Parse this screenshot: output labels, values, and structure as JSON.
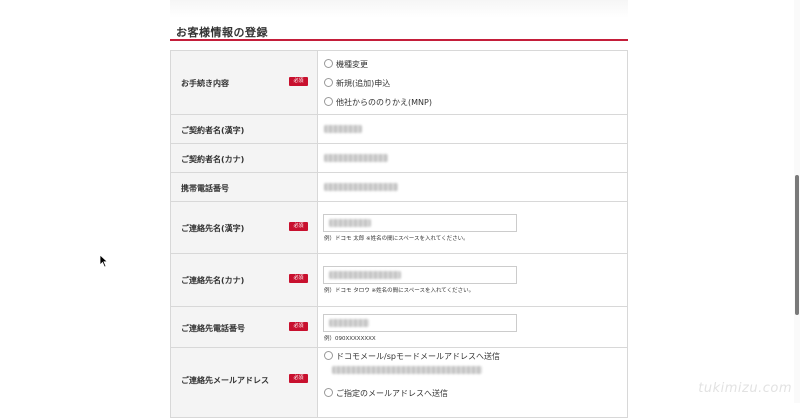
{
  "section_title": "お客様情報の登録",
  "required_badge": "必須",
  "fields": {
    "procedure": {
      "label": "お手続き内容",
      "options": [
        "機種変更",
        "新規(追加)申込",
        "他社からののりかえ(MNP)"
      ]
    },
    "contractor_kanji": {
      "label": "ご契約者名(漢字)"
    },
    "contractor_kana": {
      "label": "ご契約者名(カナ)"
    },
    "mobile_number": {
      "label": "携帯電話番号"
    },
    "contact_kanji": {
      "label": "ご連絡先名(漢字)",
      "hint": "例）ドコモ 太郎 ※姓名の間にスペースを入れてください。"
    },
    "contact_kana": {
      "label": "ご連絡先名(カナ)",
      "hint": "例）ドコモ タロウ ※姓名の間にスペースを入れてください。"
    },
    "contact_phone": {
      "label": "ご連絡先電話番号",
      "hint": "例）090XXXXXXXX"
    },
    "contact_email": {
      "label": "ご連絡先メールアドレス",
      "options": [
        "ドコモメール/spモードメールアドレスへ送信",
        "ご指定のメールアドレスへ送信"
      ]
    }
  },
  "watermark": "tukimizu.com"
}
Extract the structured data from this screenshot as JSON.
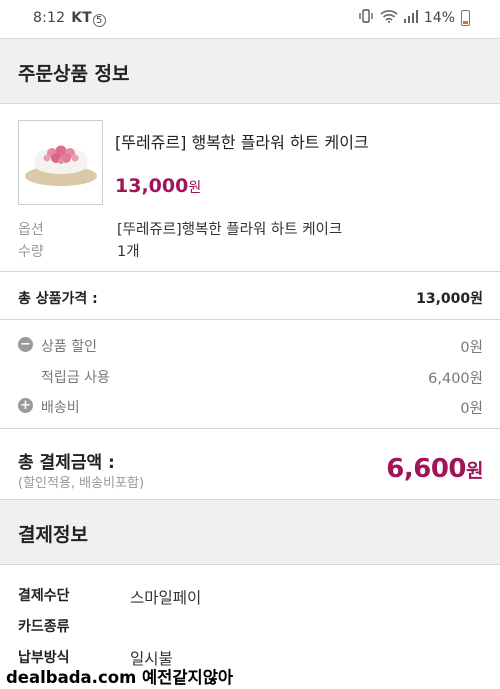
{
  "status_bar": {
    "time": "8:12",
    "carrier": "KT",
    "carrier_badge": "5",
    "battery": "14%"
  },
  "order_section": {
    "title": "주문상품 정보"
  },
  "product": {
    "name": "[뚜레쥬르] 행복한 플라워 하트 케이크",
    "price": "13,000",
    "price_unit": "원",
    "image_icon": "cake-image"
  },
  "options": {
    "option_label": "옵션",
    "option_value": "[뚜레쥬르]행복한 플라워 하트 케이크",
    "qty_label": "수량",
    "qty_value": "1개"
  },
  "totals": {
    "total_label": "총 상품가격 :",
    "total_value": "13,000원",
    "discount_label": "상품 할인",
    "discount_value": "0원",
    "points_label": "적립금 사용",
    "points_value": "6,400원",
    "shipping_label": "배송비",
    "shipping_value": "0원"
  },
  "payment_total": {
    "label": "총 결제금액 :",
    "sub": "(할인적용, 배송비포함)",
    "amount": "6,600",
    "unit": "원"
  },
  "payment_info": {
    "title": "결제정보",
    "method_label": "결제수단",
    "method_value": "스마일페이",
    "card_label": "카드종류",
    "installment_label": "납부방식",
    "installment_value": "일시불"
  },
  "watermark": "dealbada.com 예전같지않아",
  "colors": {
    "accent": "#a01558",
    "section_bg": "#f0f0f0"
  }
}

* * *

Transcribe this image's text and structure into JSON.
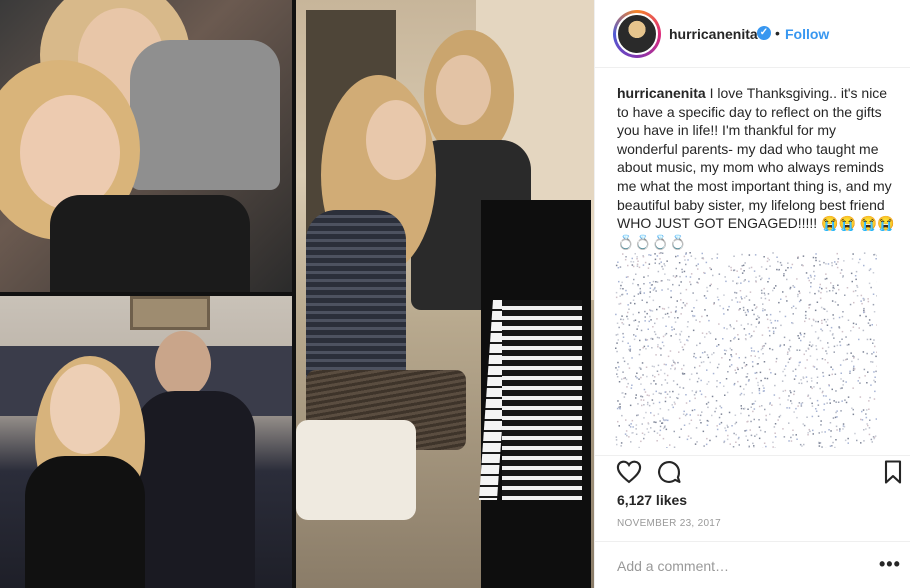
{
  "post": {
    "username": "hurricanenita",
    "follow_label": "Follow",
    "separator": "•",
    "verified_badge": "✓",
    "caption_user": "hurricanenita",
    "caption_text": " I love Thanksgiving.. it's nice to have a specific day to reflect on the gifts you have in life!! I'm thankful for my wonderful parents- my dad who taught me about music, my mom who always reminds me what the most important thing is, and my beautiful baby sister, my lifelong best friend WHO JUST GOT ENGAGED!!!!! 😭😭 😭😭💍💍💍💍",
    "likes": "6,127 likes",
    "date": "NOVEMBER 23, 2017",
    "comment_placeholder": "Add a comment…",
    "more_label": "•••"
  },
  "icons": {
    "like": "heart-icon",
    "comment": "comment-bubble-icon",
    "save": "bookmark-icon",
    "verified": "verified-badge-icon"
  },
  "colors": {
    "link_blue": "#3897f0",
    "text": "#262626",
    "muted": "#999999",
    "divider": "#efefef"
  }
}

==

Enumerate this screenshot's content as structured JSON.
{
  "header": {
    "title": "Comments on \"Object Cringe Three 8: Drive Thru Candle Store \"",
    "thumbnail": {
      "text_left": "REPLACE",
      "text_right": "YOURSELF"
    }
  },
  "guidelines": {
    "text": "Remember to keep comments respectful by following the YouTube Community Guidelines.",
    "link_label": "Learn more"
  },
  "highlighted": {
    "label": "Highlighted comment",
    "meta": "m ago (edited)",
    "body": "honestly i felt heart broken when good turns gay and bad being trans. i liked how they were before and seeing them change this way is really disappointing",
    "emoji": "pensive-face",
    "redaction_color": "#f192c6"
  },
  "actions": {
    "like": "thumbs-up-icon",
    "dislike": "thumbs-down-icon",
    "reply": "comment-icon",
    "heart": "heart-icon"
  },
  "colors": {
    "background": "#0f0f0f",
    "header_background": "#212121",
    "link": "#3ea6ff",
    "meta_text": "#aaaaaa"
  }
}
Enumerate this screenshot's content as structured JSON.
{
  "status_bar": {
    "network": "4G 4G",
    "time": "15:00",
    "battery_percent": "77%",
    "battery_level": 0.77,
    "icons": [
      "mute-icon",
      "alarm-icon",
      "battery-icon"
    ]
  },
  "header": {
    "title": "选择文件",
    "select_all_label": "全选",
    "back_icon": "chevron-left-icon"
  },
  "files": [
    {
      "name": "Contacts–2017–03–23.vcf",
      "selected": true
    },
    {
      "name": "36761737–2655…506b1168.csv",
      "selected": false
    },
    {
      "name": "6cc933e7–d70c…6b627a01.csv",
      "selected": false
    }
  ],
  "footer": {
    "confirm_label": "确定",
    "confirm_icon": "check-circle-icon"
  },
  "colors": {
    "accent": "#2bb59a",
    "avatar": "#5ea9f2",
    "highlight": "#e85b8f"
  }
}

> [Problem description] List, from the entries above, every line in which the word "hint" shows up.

> [Written solution]
      "hint": "例）ドコモ 太郎 ※姓名の間にスペースを入れてください。"
      "hint": "例）ドコモ タロウ ※姓名の間にスペースを入れてください。"
      "hint": "例）090XXXXXXXX"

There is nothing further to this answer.